Areas of 2,800–3,000 m a.s.l. represent the alpine-nival ecotone in the Alps. This transition zone connecting the closed swards of the alpine belt and the scattered vegetation of the nival belt may show particularly strong climate warming driven fluctuations in plant species richness compared to the nival belt. To test this hypothesis, 12 summits within this range were investigated in the canton of Grisons, Switzerland in 2004. Complete lists of vascular plant species consisting of 5–70 species were collected on each summit and the elevation of the uppermost occurrence of each species was recorded. These data were compared to historical records over 120 years in age. Within this time, vascular plant species richness increased by 11% per decade on summits in the alpine-nival ecotone. Despite this considerable change, a comparison with nival summits did not support the hypothesis that species richness increase at the alpine-nival ecotone is higher than in the nival belt. A general trend of upward migration in the range of several metres per decade could be observed. Anemochorous species were more often found to be migrating than zoochorous or autochorous species and migration was higher on calcareous than on siliceous bedrock.
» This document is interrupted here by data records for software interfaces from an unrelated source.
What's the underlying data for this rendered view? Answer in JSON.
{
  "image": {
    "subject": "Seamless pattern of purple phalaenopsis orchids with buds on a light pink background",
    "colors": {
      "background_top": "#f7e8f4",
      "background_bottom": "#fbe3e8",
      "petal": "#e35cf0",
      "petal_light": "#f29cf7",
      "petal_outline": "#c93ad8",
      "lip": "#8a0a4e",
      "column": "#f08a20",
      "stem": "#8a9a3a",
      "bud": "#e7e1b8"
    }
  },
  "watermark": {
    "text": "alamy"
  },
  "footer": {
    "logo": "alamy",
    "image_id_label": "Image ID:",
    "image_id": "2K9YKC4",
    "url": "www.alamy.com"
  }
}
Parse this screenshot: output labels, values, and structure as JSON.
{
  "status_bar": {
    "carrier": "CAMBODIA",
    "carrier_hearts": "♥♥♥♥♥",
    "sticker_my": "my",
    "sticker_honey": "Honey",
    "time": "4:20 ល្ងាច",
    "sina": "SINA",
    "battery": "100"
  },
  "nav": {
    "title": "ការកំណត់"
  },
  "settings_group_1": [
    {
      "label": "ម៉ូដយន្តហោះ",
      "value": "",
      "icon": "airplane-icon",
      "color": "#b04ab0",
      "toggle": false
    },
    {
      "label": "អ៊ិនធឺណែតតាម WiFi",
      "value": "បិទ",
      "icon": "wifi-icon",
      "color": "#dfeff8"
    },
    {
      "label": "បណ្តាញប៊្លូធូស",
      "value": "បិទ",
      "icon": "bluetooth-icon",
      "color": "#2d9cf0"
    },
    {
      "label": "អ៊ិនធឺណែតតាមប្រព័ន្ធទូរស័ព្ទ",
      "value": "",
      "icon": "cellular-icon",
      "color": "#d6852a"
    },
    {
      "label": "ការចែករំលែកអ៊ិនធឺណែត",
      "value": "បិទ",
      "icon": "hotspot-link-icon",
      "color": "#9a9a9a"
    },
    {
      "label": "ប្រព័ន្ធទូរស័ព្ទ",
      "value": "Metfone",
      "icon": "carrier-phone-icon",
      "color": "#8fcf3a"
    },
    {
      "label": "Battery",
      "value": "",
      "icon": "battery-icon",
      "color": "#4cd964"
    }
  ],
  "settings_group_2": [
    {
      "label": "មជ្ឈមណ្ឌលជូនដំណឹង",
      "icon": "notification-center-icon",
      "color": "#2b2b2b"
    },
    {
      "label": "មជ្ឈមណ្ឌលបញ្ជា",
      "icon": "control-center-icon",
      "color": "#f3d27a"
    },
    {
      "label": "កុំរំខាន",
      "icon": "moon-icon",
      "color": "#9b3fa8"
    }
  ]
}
A comparison between the summits with the adjacent slopes in our study revealed that changes in species number could be used as an indicator for climate-induced changes—if at all—only for the narrow summit areas.

Keywords

Alpine-nival ecotone Climate change Functional species groups Migration rates Species richness change Switzerland